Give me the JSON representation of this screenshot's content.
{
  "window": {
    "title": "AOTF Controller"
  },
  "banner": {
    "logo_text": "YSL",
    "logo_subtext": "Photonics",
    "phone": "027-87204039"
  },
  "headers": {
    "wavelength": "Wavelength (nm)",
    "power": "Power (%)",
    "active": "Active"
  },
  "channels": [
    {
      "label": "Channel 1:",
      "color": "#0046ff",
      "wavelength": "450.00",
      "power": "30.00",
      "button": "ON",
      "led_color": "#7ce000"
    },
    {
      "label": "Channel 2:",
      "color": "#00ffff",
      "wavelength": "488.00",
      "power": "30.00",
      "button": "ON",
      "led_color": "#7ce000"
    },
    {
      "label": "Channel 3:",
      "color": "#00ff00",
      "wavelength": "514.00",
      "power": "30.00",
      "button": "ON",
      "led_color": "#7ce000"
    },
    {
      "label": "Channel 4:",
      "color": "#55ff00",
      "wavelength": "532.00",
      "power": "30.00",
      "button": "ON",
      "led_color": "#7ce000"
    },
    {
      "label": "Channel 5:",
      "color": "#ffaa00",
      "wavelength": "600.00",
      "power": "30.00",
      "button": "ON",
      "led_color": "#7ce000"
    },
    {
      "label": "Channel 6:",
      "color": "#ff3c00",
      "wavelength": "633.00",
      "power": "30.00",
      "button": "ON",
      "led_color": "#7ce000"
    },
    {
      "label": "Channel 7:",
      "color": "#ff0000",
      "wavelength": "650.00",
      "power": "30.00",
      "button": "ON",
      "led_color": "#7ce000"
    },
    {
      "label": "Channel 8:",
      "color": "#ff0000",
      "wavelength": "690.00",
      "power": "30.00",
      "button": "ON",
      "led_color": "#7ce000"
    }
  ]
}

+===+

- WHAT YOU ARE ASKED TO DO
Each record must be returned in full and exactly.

- ANSWER BELOW
Give me the JSON representation of this screenshot's content.
{
  "window": {
    "title": "AOTF Controller"
  },
  "banner": {
    "logo_text": "YSL",
    "logo_subtext": "Photonics",
    "phone": "027-87204039"
  },
  "headers": {
    "wavelength": "Wavelength (nm)",
    "power": "Power (%)",
    "active": "Active"
  },
  "channels": [
    {
      "label": "Channel 1:",
      "color": "#0046ff",
      "wavelength": "450.00",
      "power": "30.00",
      "button": "ON",
      "led_color": "#7ce000"
    },
    {
      "label": "Channel 2:",
      "color": "#00ffff",
      "wavelength": "488.00",
      "power": "30.00",
      "button": "ON",
      "led_color": "#7ce000"
    },
    {
      "label": "Channel 3:",
      "color": "#00ff00",
      "wavelength": "514.00",
      "power": "30.00",
      "button": "ON",
      "led_color": "#7ce000"
    },
    {
      "label": "Channel 4:",
      "color": "#55ff00",
      "wavelength": "532.00",
      "power": "30.00",
      "button": "ON",
      "led_color": "#7ce000"
    },
    {
      "label": "Channel 5:",
      "color": "#ffaa00",
      "wavelength": "600.00",
      "power": "30.00",
      "button": "ON",
      "led_color": "#7ce000"
    },
    {
      "label": "Channel 6:",
      "color": "#ff3c00",
      "wavelength": "633.00",
      "power": "30.00",
      "button": "ON",
      "led_color": "#7ce000"
    },
    {
      "label": "Channel 7:",
      "color": "#ff0000",
      "wavelength": "650.00",
      "power": "30.00",
      "button": "ON",
      "led_color": "#7ce000"
    },
    {
      "label": "Channel 8:",
      "color": "#ff0000",
      "wavelength": "690.00",
      "power": "30.00",
      "button": "ON",
      "led_color": "#7ce000"
    }
  ]
}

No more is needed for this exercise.